More questions than answers as mystery of domestication deepens
(Phys.org) —We all think we have a rough idea of what happened 12,000 years ago when people at several different spots around the globe brought plants under cultivation and domesticated animals for transport, ...
Dogs likely originated in Europe more than 18,000 years ago
Wolves likely were domesticated by European hunter–gatherers more than 18,000 years ago and gradually evolved into dogs that became household pets, UCLA life scientists report.
Science dates old dogs with new tricks
Man's best friend has not been around for nearly as long as thought, according to a study Thursday that brings the emergence of modern dogs forward by some 15,000 years.
Archaeological, genetic evidence expands views of domestication
Many of our ideas about domestication derive from Charles Darwin, whose ideas in turn were strongly influenced by British animal-breeding practices during the 19th century, a period when landowners vigorously ...
The first kobuviruses described from Africa
An international team of researchers led by scientists at the German Leibniz Institute for Zoo and Wildlife Research (IZW) genetically describe the first kobuviruses to be reported from Africa. The results ...
Study examines impact of domestic violence intervention
It is estimated that nearly 25 percent of women will experience severe violence at the hands of an intimate partner. The first step to seek help: call the police.
The cat's meow: Genome reveals clues to domestication
Cats and humans have shared the same households for at least 9,000 years, but we still know very little about how our feline friends became domesticated. An analysis of the cat genome by researchers at Washington ...

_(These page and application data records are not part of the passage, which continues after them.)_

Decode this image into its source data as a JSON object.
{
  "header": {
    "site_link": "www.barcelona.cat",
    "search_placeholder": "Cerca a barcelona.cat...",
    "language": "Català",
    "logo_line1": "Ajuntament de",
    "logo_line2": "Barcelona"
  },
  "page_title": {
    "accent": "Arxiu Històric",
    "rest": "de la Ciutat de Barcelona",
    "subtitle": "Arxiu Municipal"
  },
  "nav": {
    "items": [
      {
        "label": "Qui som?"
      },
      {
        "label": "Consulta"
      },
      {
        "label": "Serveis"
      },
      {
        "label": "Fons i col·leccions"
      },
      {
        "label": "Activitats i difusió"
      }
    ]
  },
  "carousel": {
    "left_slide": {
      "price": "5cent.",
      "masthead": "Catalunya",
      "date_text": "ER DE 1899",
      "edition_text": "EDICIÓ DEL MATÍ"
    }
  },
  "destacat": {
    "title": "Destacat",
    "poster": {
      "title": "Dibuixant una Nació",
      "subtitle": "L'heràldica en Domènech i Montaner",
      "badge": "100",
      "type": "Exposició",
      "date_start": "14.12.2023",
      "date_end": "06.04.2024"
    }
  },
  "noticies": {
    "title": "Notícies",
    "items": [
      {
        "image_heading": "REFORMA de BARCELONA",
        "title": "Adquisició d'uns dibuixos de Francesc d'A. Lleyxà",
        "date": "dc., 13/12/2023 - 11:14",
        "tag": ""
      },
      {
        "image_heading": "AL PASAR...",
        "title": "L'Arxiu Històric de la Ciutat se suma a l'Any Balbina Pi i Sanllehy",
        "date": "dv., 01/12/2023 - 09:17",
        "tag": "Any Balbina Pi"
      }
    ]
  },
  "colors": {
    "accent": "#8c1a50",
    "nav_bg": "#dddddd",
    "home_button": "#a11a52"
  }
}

Archaeologists pinpoint the date when domesticated camels arrived in Israel
Camels are mentioned as pack animals in the biblical stories of Abraham, Joseph, and Jacob. But archaeologists have shown that camels were not domesticated in the Land of Israel until centuries after the ...
Economic success drives language extinction
New research shows economic growth to be main driver of language extinction and reveals global 'hotspots' where languages are most under threat.
Study shows lions got distemper from dogs originally but now there are other carriers
The very idea: Kitchen gadgets powered by microwave leaks
New study reveals how wild rabbits were genetically transformed into tame rabbits
The genetic changes that transformed wild animals into domesticated forms have long been a mystery. An international team of scientists has now made a breakthrough by showing that many genes controlling the ...
Maths proves human language has happiness bias
New mathematics research has shown humans all around the world tend to be more positive than negative in their language.
Time to dethrone GDP as a measure of national success, researcher says
(Phys.org) —Gross Domestic Product is a misleading measure of national success, say ANU experts.